While they are mentioned in the article, I believe DEVO should be given more prominence and probably a photo. They are not only the ultimate personification of what is now understood to be "New Wave", but they are arguably its true originators. — Preceding unsigned comment added by 126.96.36.199 22:32, 1 August 2013 (UTC)
In the UK, there are never hyphens used in the term "New wave music". It's simply incorrect. Changing the article title was unjustified (and undiscussed), but I'll hold back from reverting that change until there's been some more discussion. I'll take them out of the lead, though. Ghmyrtle (talk) 08:59, 3 May 2014 (UTC)
- I agree, I've never seen "new wave" hyphenated. Incorrect and doesn't look right at all - just keep it as "New wave music"! – Hiddenstranger (talk) 20:48, 3 May 2014 (UTC)
- This book published in the UK by Cambridge Univ. Press and written by British musicologist Allan F. Moore uses the hyphenated form when in the context of an adjective, and non-hyphenated when used as a noun, just as in normal English grammar used also in America. Here's another British book that does it that way. And another. Dicklyon (talk) 22:52, 3 May 2014 (UTC)
- Presumably this was done because it was assumed that this was an adjective. It is a noun.--SabreBD (talk) 21:13, 3 May 2014 (UTC)
- When used before "music", this compound noun is taking on the role of adjective; that's what the hyphen signals. See Hyphen#Compound modifiers and MOS:HYPHEN. Dicklyon (talk) 22:29, 3 May 2014 (UTC)
- All of these forms are common in books. A common style is to use caps to get the two words to hang together, but that is not WP's style, per MOS:CAPS; the hyphen is often omitted when in specialist contexts where people are sufficiently familiar with the term, but to aid the general reader, WP style is usually to not omit hyphens that help the reader parse the meaning correctly. Dicklyon (talk) 22:33, 3 May 2014 (UTC)
There is and has never been a hyphen in new wave, and it has never been written that way in any music magazine or actual book on new wave. By the same token, you will never see "heavy-metal music," or "roots-reggae music," or "jazz-fusion music" or "hardcore-punk music" etc etc. "New" is not modifying wave. "New wave" is one noun unto itself. The only time hyphens are used in genre names is if the original term has one, at least sometimes (i.e., "post-punk" or "trip-hop").Greg Fasolino (talk) 17:00, 4 May 2014 (UTC)

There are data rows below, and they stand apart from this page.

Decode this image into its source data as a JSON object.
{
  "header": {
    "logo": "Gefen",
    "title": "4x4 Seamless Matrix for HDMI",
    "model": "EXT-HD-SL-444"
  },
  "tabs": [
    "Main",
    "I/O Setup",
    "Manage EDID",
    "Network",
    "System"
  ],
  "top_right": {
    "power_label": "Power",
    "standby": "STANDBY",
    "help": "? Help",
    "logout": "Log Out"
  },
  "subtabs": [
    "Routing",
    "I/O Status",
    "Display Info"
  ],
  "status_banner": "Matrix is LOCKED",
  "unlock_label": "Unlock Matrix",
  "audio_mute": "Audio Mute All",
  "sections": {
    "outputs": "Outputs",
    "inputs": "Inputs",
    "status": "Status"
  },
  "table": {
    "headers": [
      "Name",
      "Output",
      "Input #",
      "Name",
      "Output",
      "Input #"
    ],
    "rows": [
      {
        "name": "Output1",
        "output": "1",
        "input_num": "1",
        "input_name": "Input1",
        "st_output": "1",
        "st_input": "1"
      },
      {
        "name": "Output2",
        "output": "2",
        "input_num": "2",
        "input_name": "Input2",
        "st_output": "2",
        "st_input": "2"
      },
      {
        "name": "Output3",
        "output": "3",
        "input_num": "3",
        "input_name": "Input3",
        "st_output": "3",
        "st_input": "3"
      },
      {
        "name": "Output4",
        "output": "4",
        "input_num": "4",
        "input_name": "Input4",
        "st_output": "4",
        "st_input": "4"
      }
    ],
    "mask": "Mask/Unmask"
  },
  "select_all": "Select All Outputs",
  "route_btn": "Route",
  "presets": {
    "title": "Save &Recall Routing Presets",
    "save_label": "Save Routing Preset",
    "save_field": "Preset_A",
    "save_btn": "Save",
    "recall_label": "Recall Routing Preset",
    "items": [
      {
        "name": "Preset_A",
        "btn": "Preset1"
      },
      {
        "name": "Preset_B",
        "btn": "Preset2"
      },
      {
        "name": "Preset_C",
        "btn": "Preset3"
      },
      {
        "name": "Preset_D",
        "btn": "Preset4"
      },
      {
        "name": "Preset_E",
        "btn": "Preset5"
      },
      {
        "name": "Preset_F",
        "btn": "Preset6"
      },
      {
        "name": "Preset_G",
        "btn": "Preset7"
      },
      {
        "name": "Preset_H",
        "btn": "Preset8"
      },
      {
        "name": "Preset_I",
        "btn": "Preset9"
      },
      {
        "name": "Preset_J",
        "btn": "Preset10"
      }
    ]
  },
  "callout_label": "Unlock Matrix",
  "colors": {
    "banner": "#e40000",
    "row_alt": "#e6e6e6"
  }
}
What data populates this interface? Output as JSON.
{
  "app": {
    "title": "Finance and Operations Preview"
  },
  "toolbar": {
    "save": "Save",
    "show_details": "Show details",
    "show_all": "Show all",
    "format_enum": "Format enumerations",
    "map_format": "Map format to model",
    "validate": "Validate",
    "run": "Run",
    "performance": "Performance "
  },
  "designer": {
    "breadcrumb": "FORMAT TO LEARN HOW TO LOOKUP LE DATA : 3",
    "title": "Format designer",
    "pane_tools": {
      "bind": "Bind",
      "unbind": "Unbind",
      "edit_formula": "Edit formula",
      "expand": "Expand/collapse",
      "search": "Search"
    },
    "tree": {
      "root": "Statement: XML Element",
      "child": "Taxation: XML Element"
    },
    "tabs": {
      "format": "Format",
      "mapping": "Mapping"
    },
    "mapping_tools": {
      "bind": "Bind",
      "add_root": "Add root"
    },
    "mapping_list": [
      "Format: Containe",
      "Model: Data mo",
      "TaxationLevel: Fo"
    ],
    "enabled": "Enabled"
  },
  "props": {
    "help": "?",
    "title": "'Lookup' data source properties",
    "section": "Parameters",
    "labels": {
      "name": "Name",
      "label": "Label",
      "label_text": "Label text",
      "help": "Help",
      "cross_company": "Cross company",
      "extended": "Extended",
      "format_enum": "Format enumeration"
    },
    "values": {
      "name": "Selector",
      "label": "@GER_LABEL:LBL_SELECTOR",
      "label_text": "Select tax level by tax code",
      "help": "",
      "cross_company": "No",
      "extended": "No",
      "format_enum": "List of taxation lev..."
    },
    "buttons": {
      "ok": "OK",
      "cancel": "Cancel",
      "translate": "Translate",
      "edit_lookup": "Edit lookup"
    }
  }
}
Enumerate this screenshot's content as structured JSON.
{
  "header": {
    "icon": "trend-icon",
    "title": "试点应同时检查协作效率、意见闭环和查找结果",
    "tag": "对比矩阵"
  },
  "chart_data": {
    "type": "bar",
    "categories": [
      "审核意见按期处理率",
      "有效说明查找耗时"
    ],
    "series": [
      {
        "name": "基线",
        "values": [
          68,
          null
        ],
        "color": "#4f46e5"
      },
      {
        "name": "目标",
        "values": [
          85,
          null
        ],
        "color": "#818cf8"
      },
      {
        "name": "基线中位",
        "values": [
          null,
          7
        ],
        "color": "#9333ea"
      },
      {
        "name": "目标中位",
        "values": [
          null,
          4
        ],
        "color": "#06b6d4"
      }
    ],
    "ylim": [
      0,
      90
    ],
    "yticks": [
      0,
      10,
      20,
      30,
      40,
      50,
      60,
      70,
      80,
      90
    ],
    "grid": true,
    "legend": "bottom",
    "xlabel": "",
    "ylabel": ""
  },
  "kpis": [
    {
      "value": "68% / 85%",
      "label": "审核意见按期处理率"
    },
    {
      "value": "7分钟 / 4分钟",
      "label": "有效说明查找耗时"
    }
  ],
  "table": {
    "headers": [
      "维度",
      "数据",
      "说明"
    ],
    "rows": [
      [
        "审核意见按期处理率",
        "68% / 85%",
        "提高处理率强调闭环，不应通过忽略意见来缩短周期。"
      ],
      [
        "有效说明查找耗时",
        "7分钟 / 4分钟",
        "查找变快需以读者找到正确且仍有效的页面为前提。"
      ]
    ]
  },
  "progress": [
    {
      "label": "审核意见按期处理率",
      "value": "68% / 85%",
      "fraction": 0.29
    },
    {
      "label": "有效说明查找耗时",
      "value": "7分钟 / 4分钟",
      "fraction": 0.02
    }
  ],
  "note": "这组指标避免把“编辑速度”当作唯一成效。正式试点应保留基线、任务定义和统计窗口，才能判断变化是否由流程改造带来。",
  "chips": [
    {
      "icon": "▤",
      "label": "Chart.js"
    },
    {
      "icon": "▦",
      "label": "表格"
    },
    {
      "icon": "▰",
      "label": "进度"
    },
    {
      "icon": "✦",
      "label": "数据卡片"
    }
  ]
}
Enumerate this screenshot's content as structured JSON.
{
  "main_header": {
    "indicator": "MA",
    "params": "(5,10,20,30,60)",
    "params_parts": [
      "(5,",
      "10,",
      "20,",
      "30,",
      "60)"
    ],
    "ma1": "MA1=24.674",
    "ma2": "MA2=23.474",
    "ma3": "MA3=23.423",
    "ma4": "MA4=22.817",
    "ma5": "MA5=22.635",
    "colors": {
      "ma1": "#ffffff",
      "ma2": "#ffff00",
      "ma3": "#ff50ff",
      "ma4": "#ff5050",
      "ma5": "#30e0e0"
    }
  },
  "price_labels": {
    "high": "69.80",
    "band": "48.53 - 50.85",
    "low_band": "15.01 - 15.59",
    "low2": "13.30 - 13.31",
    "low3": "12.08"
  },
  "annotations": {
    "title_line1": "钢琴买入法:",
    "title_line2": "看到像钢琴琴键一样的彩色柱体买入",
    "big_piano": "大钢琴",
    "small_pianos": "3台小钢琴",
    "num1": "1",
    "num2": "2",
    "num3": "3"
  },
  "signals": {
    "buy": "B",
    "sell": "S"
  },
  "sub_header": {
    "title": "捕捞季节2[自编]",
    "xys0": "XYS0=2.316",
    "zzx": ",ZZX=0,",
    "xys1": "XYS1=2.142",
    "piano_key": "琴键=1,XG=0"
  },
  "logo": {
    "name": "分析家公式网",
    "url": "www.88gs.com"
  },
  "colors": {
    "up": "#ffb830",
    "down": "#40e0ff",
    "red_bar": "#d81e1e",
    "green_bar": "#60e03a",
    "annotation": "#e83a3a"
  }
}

- Ghmyrtle is correct. Listen to the Brit on this one. I have a great deal of respect for Dicklyon, but it is "New Wave" or "new wave". Ungrammatical, makes no sense, but it has its origins in esoteric youth culture, and esoteric youth cultures get to make up their own rules and disrespect all of ours. That's just how it works.
- "New Wave" means you worship Bowie and Eno and Cabaret Voltaire
- "new wave" means you are American and think Talking Heads and Devo are new wave
- "new-wave" means you must be an Eagles fan. Meaning, you are old and irrelevant and do not understand our ways.
- New Wave/new wave is some nebulous region between synthpop and post punk, probably best defined as everything 80s hardcore despised.
- In other words, WHATEVER. But no, it will never, never, never be "new-wave."--Atlantictire (talk) 17:43, 18 June 2014 (UTC)